[Exercise requirements] Go through the records below and copy out every line that contains the word "Tables".

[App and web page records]

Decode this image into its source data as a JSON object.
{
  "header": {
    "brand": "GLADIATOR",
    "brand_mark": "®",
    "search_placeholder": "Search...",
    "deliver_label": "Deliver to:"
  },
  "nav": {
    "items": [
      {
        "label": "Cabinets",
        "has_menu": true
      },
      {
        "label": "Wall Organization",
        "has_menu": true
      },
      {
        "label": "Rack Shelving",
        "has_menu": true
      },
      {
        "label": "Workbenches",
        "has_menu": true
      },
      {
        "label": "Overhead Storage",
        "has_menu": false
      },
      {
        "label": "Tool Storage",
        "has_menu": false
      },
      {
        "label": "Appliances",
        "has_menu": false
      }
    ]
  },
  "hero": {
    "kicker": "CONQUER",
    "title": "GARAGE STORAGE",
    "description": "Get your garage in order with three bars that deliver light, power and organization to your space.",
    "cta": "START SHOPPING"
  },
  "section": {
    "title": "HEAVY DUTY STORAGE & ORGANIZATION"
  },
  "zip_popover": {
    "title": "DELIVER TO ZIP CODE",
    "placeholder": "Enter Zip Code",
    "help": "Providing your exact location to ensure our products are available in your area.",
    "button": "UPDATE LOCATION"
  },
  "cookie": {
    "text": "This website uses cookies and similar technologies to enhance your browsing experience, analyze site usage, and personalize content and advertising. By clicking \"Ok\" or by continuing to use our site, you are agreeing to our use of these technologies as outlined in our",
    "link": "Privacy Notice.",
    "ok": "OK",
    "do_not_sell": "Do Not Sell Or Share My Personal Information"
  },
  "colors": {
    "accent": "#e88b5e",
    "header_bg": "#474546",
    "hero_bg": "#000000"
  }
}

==

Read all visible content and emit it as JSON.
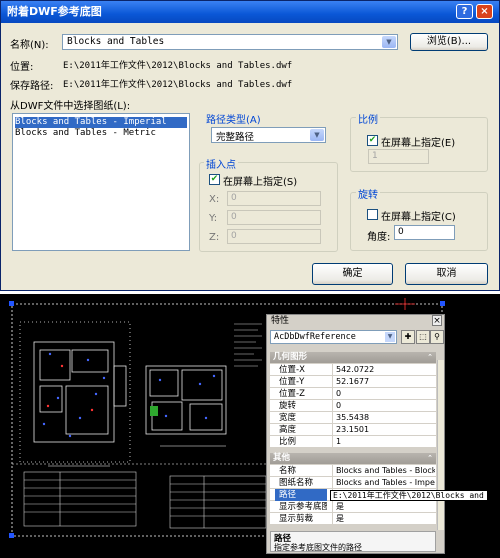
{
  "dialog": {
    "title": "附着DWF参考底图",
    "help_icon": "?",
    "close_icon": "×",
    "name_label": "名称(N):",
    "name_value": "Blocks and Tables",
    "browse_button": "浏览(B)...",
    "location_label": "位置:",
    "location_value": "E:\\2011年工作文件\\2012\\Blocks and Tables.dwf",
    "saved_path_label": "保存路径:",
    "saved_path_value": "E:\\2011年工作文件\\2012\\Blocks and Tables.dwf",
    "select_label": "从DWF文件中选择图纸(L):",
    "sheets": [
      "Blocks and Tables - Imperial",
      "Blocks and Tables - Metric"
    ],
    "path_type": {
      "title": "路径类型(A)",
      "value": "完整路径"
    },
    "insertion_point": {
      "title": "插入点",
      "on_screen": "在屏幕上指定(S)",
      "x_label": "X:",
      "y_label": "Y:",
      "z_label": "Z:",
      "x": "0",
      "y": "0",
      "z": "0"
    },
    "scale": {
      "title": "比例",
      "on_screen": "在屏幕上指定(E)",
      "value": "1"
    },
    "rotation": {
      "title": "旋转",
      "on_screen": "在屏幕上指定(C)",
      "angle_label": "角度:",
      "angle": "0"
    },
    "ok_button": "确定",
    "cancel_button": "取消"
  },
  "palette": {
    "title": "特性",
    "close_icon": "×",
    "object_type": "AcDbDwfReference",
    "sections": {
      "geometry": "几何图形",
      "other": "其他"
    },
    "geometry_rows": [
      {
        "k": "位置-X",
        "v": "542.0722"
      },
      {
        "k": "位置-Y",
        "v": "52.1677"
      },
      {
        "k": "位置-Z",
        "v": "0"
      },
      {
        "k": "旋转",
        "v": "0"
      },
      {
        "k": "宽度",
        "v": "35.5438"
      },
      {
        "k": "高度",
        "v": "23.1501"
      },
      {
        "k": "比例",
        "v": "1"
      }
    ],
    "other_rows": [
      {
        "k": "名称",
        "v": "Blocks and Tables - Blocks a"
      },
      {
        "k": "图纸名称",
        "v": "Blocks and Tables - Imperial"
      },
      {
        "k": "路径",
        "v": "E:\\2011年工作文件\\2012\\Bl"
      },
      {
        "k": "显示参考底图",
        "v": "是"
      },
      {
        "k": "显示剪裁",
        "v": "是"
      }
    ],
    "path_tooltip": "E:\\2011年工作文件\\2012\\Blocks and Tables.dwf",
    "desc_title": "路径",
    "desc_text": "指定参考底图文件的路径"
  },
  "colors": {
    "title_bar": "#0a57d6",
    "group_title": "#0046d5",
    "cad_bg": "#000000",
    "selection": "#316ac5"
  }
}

[Response box]
    "name_value": "Blocks and Tables",
    "location_value": "E:\\2011年工作文件\\2012\\Blocks and Tables.dwf",
    "saved_path_value": "E:\\2011年工作文件\\2012\\Blocks and Tables.dwf",
      "Blocks and Tables - Imperial",
      "Blocks and Tables - Metric"
        "v": "Blocks and Tables - Blocks a"
        "v": "Blocks and Tables - Imperial"
    "path_tooltip": "E:\\2011年工作文件\\2012\\Blocks and Tables.dwf",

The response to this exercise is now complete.